So when someone says "Islam teaches so-and-so", I'm asking myself: "says who?" I have to ask that question, just as I have to ask that question when someone says "Christians teach" or "Christians believe" something-or-other." Which Muslim leader is saying that?" I have to ask. "What are other Muslim leaders saying?" It's just too easy to misunderstand otherwise; to mis-represent. I find that within my own extended family of professing Christians are some pretty pointed disagreements about the whole thrust of Christian teaching. I was told recently that I had left the Christian faith because I had written something appreciative about a well-known Buddhist teacher whose writings I've read, whose practical wisdom is profound, and whose appreciation of Christ's message is profound. I was told that Buddhism was of the devil! I couldn't disagree more with my family member! There are Christians I've met whose aim was to bring about a theocracy in America. I couldn't disagree more with that point of view, both as a Christian and as an American who values the Constitution!

There are Muslims who want to establish a caliphate and get  rid of non-Muslims, and they are the threat we're facing.  We must understand, however, that most Muslims do not hold this view and that there are Muslim scholars who tell us that these young terrorists are ill-informed as to their own Holy Book and the traditions of interpretation of Islam.

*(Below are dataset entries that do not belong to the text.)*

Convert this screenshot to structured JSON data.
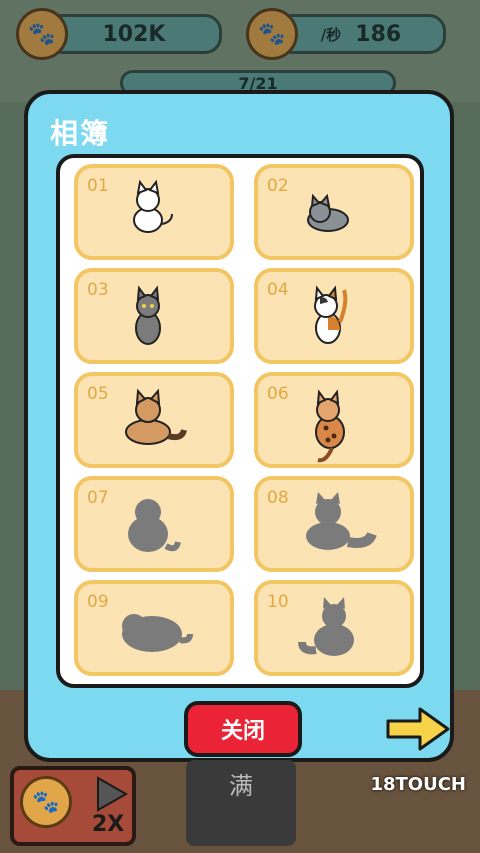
{
  "hud": {
    "coins": "102K",
    "rate_suffix": "/秒",
    "rate": "186",
    "counter": "7/21"
  },
  "modal": {
    "title": "相簿",
    "close_label": "关闭",
    "slots": [
      {
        "num": "01",
        "status": "unlocked",
        "cat": "white"
      },
      {
        "num": "02",
        "status": "unlocked",
        "cat": "grey-loaf"
      },
      {
        "num": "03",
        "status": "unlocked",
        "cat": "grey-tabby"
      },
      {
        "num": "04",
        "status": "unlocked",
        "cat": "calico"
      },
      {
        "num": "05",
        "status": "unlocked",
        "cat": "orange-longhair"
      },
      {
        "num": "06",
        "status": "unlocked",
        "cat": "bengal"
      },
      {
        "num": "07",
        "status": "locked",
        "cat": "silhouette"
      },
      {
        "num": "08",
        "status": "locked",
        "cat": "silhouette"
      },
      {
        "num": "09",
        "status": "locked",
        "cat": "silhouette"
      },
      {
        "num": "10",
        "status": "locked",
        "cat": "silhouette"
      }
    ]
  },
  "bottom": {
    "speed_label": "2X",
    "full_label": "满",
    "watermark": "18TOUCH"
  },
  "colors": {
    "modal_bg": "#7dd9ef",
    "slot_bg": "#fbe3b3",
    "slot_border": "#f2c662",
    "close_button": "#ea2436",
    "arrow": "#f7d34a"
  },
  "icons": [
    "paw-coin-icon",
    "next-arrow-icon",
    "cat-icon",
    "cat-silhouette-icon",
    "play-icon"
  ]
}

Within Islam, Islamic scholars read the Q'uran and the Hadith (the tradition of sayings of the prophet) and the various traditions of Islamic jurisprudence, with a view to interpreting Islam for our present day.   Those scholars have the task these days of articulating a way of being Muslim that is in opposition to the terrorist element in the Islamic world, and to help Muslims understand how to practice submission to God in the context of pluralistic societies.  I'm trying to learn more about how this work is going on in the world.

Within Judaism, Christianity, and Islam there are those who espouse the way of violence. The futility and blasphemy of this has been addressed by those such as Rabbi Jonathan Sacks, whose recent book "Not in God's Name" made clear that God does not countenance our violence.  It is not insignificant that Rabbi Sacks draws on the thought of a Christian named Rene Girard to help make his case.  Girard's influence on Christian theology in the last twenty years has been considerable, leading to deep consideration by Christian theologians of Christian complicity in violence and the resources of the Gospels to address and correct our error.

All of this is to say that I am trying to approach the understanding of Islam in today's world with clear-eyed realism, but also with hope that through all this struggle and confusion we might finally arrive at a more gracious place as children of Abraham.  Terror has no place in this future.  Those who insist on it are delusional and are creating their own hell.  God loves all God's creatures, and does not coerce.

We won't get toward the future we want by categorically misrepresenting people and their views.  We won't get there by writing off a whole religion with easy stereotypes.  We can't wish away the world's Muslims, nor should we.  They are our neighbors, as the teaching of Jesus clearly implies.  We won't get there by allowing ourselves to be victims of demagoguery.

Somehow, I have to find the way forward that involves making peace wherever it is possible to make peace.  "If it is possible, so far as it depends on you, live peaceably with all," said the Apostle Paul (Romans 12:18).  Somehow, I have to find my way beyond fear, because fear causes human beings to make terrible decisions.  The message of the angels is always "fear not."

I find in reading the Quran alongside our own Bible that my own gratitude for the witness of Jesus grows. I'm respectful of a tradition that teaches submission to God, but I'm personally grateful for a vision of God who is Love.  That's the great witness of Christianity to the world.  I hope I can live up to it somehow as I grow.  I hope that Christians can embrace the love of Jesus which allows us to love our Muslim neighbors.